The Misconceptions of Anonymous, Pirating and Security in 2012

hacktivist anonymousThe consumer has become a central figure in today’s digital world, where we support brands with the click of a Facebook “Like” button and provide semantic details through Tweets.  Thanks to recent developments in the realm of big data, our consumer behavior is becoming more of an asset by the day, encountering a number of privacy issues along the way.   John Casaretto, contributing editor for SiliconAngle, recently did a recap of the top consumer and privacy related news from the past 12 months in a session hosted on the SiliconAngle’s Newsdesk for the holidays (full video below).

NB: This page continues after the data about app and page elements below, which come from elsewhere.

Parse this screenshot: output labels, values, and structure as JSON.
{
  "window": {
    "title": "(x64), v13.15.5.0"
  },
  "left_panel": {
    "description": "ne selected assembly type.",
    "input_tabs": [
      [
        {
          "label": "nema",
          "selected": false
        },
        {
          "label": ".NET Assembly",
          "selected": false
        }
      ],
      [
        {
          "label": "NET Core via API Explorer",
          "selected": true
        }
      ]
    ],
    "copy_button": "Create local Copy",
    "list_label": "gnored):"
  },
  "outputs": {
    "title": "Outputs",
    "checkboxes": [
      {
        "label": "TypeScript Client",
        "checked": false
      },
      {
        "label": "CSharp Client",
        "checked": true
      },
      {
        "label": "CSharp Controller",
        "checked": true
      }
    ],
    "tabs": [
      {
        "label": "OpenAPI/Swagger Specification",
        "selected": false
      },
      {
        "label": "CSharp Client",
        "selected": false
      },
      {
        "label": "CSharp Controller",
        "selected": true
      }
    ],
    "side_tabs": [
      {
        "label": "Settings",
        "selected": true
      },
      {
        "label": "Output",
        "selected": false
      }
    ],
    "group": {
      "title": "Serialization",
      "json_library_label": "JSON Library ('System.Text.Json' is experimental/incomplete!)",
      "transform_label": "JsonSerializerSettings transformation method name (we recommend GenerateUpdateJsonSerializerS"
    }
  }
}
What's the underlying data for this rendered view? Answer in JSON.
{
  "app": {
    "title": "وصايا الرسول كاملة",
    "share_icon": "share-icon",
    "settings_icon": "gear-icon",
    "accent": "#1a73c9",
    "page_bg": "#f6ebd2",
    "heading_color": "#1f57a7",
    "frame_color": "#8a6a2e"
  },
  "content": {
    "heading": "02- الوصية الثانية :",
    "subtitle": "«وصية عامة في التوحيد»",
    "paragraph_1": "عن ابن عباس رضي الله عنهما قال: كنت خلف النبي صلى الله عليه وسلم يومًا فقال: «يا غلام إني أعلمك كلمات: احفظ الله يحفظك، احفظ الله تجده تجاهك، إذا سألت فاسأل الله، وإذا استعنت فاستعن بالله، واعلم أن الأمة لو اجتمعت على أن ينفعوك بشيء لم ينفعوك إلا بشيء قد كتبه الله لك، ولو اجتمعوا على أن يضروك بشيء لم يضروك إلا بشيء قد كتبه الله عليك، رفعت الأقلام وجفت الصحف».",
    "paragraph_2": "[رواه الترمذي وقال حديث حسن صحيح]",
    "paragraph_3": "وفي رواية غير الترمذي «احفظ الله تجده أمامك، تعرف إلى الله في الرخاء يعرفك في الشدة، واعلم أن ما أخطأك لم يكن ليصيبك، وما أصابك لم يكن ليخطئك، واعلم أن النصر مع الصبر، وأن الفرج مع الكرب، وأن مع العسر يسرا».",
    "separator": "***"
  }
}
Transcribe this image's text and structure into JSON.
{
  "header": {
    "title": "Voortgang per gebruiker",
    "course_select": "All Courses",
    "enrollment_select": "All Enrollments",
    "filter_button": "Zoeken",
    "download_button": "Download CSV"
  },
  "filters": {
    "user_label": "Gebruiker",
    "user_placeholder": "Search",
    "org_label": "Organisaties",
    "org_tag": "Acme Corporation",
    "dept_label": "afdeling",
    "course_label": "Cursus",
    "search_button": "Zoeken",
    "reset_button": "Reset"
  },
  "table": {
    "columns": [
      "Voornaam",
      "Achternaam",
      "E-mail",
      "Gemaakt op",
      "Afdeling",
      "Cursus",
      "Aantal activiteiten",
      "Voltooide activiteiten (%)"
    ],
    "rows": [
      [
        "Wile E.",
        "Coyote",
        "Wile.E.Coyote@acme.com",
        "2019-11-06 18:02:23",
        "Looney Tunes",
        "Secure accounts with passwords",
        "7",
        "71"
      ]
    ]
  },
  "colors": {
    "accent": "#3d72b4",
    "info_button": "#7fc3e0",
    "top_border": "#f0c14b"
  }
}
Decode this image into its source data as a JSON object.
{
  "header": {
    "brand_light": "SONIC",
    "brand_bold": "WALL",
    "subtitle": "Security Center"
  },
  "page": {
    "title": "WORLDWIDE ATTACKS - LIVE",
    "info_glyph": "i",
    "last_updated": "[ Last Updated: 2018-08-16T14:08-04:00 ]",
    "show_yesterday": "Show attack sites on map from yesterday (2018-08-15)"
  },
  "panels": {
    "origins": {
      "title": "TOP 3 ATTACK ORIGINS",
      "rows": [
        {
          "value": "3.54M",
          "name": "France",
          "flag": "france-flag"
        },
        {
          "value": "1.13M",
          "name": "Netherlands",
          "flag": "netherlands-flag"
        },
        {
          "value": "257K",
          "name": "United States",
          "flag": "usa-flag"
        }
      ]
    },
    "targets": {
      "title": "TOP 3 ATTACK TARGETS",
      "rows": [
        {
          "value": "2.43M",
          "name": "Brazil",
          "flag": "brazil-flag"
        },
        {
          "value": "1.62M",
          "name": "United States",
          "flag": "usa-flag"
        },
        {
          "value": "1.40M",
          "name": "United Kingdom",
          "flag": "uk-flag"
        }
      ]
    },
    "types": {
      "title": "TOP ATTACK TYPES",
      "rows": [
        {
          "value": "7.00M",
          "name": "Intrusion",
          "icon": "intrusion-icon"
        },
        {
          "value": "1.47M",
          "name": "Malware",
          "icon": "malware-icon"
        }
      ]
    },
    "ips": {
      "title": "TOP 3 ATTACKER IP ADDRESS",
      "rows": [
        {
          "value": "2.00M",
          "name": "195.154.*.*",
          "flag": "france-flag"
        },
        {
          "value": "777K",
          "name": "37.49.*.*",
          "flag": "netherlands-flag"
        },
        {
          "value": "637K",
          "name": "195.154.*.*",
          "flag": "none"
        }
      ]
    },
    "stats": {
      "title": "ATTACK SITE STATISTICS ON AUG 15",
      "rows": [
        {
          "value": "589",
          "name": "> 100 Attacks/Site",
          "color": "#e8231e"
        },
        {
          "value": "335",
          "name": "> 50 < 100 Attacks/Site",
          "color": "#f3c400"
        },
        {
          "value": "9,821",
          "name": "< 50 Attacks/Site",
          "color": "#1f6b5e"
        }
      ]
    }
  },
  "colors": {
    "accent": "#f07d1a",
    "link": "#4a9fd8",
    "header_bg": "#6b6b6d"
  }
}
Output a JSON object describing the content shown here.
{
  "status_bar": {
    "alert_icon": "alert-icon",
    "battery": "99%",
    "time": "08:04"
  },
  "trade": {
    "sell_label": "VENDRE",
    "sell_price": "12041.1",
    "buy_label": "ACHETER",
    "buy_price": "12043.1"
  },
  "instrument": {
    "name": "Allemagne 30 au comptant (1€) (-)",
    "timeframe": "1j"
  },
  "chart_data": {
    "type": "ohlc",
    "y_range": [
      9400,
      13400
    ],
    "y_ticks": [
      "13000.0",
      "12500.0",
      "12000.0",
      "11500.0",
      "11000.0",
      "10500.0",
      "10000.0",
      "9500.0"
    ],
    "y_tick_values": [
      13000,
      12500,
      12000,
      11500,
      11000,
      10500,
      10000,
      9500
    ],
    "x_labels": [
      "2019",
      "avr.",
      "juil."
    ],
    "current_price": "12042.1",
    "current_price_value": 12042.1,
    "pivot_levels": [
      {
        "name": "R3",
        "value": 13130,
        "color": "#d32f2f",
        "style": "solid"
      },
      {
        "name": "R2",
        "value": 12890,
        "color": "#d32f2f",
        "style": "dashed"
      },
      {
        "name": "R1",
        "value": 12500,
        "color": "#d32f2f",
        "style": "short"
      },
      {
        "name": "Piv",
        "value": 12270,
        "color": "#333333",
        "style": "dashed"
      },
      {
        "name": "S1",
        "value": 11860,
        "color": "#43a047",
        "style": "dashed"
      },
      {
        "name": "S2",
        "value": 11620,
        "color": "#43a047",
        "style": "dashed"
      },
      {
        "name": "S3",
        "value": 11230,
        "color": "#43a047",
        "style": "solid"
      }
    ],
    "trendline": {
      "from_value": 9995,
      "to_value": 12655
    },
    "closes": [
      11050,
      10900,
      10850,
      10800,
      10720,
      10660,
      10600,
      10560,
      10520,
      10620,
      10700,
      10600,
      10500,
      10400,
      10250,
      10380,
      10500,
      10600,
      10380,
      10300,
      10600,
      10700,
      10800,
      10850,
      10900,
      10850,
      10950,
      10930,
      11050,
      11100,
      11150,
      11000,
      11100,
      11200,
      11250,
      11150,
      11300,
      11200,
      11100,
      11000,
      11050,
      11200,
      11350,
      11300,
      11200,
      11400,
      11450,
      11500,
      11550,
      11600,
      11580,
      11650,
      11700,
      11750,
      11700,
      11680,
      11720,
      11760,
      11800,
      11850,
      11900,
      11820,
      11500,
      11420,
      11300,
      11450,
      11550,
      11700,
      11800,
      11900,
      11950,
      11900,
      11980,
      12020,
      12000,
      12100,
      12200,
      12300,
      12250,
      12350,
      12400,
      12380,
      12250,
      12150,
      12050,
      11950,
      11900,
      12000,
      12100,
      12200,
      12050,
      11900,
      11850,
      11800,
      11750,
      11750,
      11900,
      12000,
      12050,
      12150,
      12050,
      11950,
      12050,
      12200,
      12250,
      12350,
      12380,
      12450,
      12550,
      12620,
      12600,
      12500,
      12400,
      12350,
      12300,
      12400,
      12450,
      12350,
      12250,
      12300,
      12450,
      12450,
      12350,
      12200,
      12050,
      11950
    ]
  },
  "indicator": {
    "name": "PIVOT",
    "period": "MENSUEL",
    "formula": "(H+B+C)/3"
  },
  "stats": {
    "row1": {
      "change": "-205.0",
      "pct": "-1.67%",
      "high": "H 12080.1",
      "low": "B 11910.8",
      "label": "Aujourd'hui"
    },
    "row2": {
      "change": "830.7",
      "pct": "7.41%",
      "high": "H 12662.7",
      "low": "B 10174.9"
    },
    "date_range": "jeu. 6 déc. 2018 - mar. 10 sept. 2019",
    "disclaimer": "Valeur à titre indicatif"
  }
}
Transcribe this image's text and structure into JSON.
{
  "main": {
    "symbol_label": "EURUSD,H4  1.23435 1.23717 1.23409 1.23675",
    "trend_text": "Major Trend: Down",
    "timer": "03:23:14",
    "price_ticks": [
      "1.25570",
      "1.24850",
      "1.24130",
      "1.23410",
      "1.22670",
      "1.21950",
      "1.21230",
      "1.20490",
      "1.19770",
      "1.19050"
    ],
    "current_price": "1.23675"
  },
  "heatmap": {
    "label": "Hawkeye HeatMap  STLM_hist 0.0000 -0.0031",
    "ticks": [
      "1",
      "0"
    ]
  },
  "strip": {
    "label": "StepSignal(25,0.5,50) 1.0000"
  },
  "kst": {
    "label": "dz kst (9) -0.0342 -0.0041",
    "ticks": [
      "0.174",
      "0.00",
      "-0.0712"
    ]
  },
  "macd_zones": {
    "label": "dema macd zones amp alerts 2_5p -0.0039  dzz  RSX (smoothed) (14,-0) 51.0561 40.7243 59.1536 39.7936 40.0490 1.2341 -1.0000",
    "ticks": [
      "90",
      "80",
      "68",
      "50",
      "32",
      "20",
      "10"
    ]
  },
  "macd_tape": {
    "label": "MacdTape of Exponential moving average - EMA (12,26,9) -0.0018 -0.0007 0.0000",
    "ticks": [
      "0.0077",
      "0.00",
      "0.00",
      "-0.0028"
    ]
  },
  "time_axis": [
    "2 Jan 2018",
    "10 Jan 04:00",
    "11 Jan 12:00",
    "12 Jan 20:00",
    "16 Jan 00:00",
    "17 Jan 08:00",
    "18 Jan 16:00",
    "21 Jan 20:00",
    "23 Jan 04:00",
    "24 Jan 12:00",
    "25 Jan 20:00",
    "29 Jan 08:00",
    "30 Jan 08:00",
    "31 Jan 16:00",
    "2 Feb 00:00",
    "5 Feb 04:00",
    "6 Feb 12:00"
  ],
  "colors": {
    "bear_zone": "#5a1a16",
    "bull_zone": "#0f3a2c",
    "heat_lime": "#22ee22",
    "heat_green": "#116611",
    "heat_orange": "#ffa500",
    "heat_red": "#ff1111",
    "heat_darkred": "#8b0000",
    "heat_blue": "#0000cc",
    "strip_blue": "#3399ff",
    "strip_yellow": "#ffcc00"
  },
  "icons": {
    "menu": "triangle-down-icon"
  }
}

Casaretto begins by addressing the recent activities of Anonymous, a hacktivist collective that gained a lot of attention in 2012. He says that while their agenda has helped raise awareness for internet freedom and lackluster security in the enterprise, the end doesn’t always justify the means. Anonymous was involved in many controversial attacks that, more often than not, affected the unsuspecting end users of targeted organizations in one way or another.

Casaretto goes on to mention the $60,000 prize that Google recently awarded a hacker for discovering a Chrome exploit. His take is that this approach to crowdsourcing can prove to be a very valuable strategy in increasingly complex technological environments where a problem may be discovered eventually, but not before hackers use it to their advantage.

The second big topic Casaretto chooses to focus on is the Megaupload shutdown, in context of Kim Dotcom’s upcoming venture. The internet entrepreneur plans to launch a new file sharing site  in 2013 that, based on early descriptions, will be rather accommodative of illegal content uploads. Authorities will have to bypass many legal and technological barriers to take down the provocative new service, but not before tackling all the existing issues.

Former Megaupload users are demanding that their legitimately uploaded files and data be returned to them, and some have taken their claims to court. Casaretto stresses that the legal consequences of this move will be significant.

Lastly, he brings up Flashback. He says that the trojan – which managed to find its way to 700,000 Macs on the back of Java vulnerability – served as a much-needed wake-up call for many users who held the misconception that their Apple computers need not to be protected.

See the entire segment below: